===== Recorded information =====

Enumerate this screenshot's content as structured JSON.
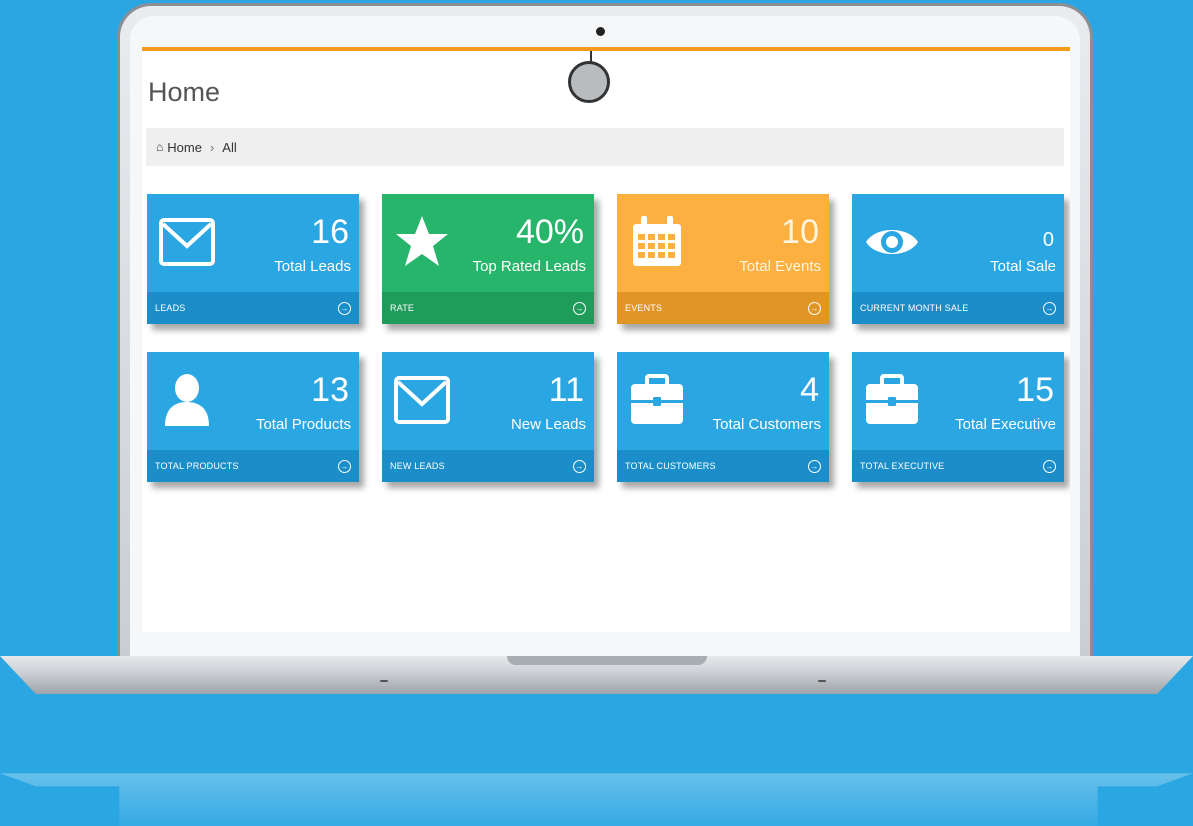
{
  "page": {
    "title": "Home"
  },
  "breadcrumb": {
    "home_label": "Home",
    "separator": "›",
    "current": "All"
  },
  "tiles": [
    {
      "value": "16",
      "label": "Total Leads",
      "footer": "LEADS",
      "icon": "envelope-icon",
      "color": "#2aa7e2"
    },
    {
      "value": "40%",
      "label": "Top Rated Leads",
      "footer": "RATE",
      "icon": "star-icon",
      "color": "#27b56b"
    },
    {
      "value": "10",
      "label": "Total Events",
      "footer": "EVENTS",
      "icon": "calendar-icon",
      "color": "#fbb040"
    },
    {
      "value": "0",
      "label": "Total Sale",
      "footer": "CURRENT MONTH SALE",
      "icon": "eye-icon",
      "color": "#2aa7e2"
    },
    {
      "value": "13",
      "label": "Total Products",
      "footer": "TOTAL PRODUCTS",
      "icon": "user-icon",
      "color": "#2aa7e2"
    },
    {
      "value": "11",
      "label": "New Leads",
      "footer": "NEW LEADS",
      "icon": "envelope-icon",
      "color": "#2aa7e2"
    },
    {
      "value": "4",
      "label": "Total Customers",
      "footer": "TOTAL CUSTOMERS",
      "icon": "briefcase-icon",
      "color": "#2aa7e2"
    },
    {
      "value": "15",
      "label": "Total Executive",
      "footer": "TOTAL EXECUTIVE",
      "icon": "briefcase-icon",
      "color": "#2aa7e2"
    }
  ],
  "colors": {
    "background": "#2aa6e2",
    "accent_bar": "#f29a1a"
  }
}
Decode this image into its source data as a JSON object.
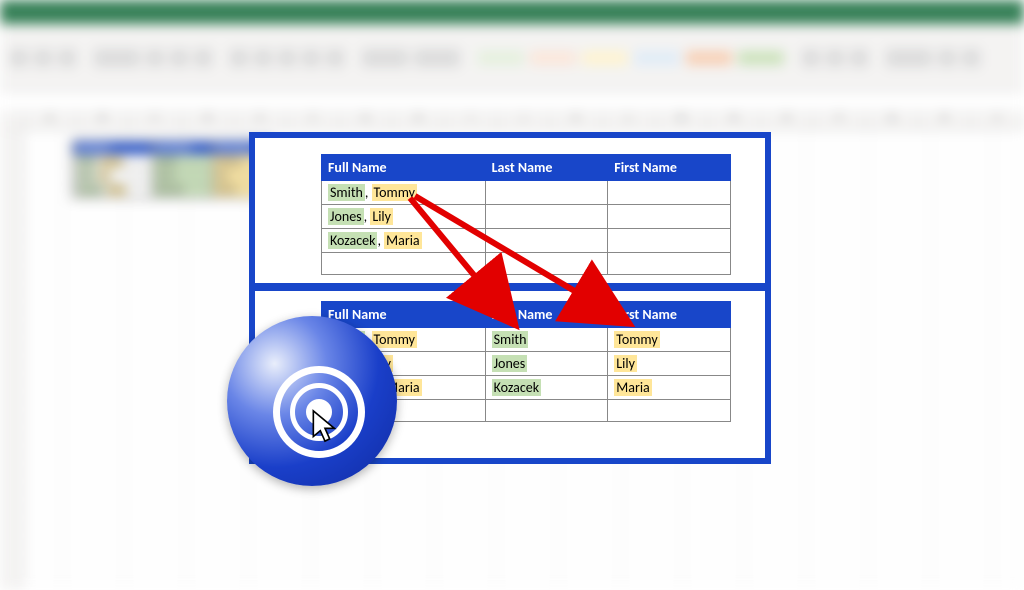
{
  "headers": {
    "full": "Full Name",
    "last": "Last Name",
    "first": "First Name"
  },
  "rows": [
    {
      "full_last": "Smith",
      "full_sep": ", ",
      "full_first": "Tommy",
      "last": "Smith",
      "first": "Tommy"
    },
    {
      "full_last": "Jones",
      "full_sep": ", ",
      "full_first": "Lily",
      "last": "Jones",
      "first": "Lily"
    },
    {
      "full_last": "Kozacek",
      "full_sep": ", ",
      "full_first": "Maria",
      "last": "Kozacek",
      "first": "Maria"
    }
  ],
  "cols": [
    "A",
    "B",
    "C",
    "D",
    "E",
    "F",
    "G",
    "H",
    "I",
    "J",
    "K",
    "L",
    "M",
    "N",
    "O",
    "P",
    "Q",
    "R",
    "S"
  ],
  "chip_colors": [
    "#e2efda",
    "#fce4d6",
    "#fff2cc",
    "#ddebf7",
    "#f8cbad",
    "#c6e0b4"
  ]
}
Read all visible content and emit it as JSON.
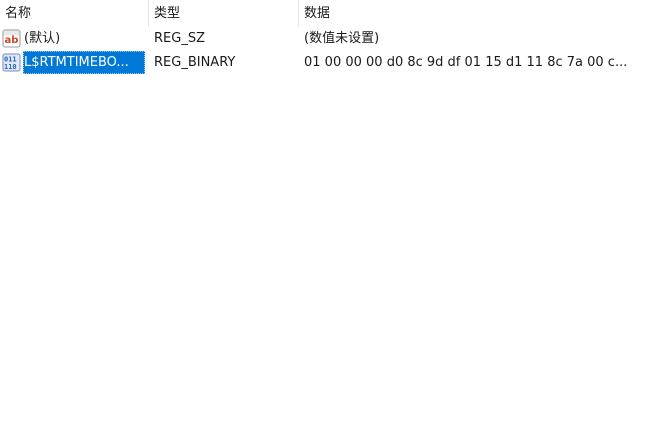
{
  "columns": {
    "name": "名称",
    "type": "类型",
    "data": "数据"
  },
  "rows": [
    {
      "icon": "string-value-icon",
      "name": "(默认)",
      "type": "REG_SZ",
      "data": "(数值未设置)",
      "selected": false
    },
    {
      "icon": "binary-value-icon",
      "name": "L$RTMTIMEBO...",
      "type": "REG_BINARY",
      "data": "01 00 00 00 d0 8c 9d df 01 15 d1 11 8c 7a 00 c...",
      "selected": true
    }
  ],
  "colors": {
    "selection": "#0078d7",
    "string_icon_red": "#c9462c",
    "binary_icon_blue": "#2f64b5"
  }
}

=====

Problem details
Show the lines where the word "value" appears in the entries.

Finished exercise
      "value": "16",
      "value": "40%",
      "value": "10",
      "value": "0",
      "value": "13",
      "value": "11",
      "value": "4",
      "value": "15",
      "icon": "string-value-icon",
      "icon": "binary-value-icon",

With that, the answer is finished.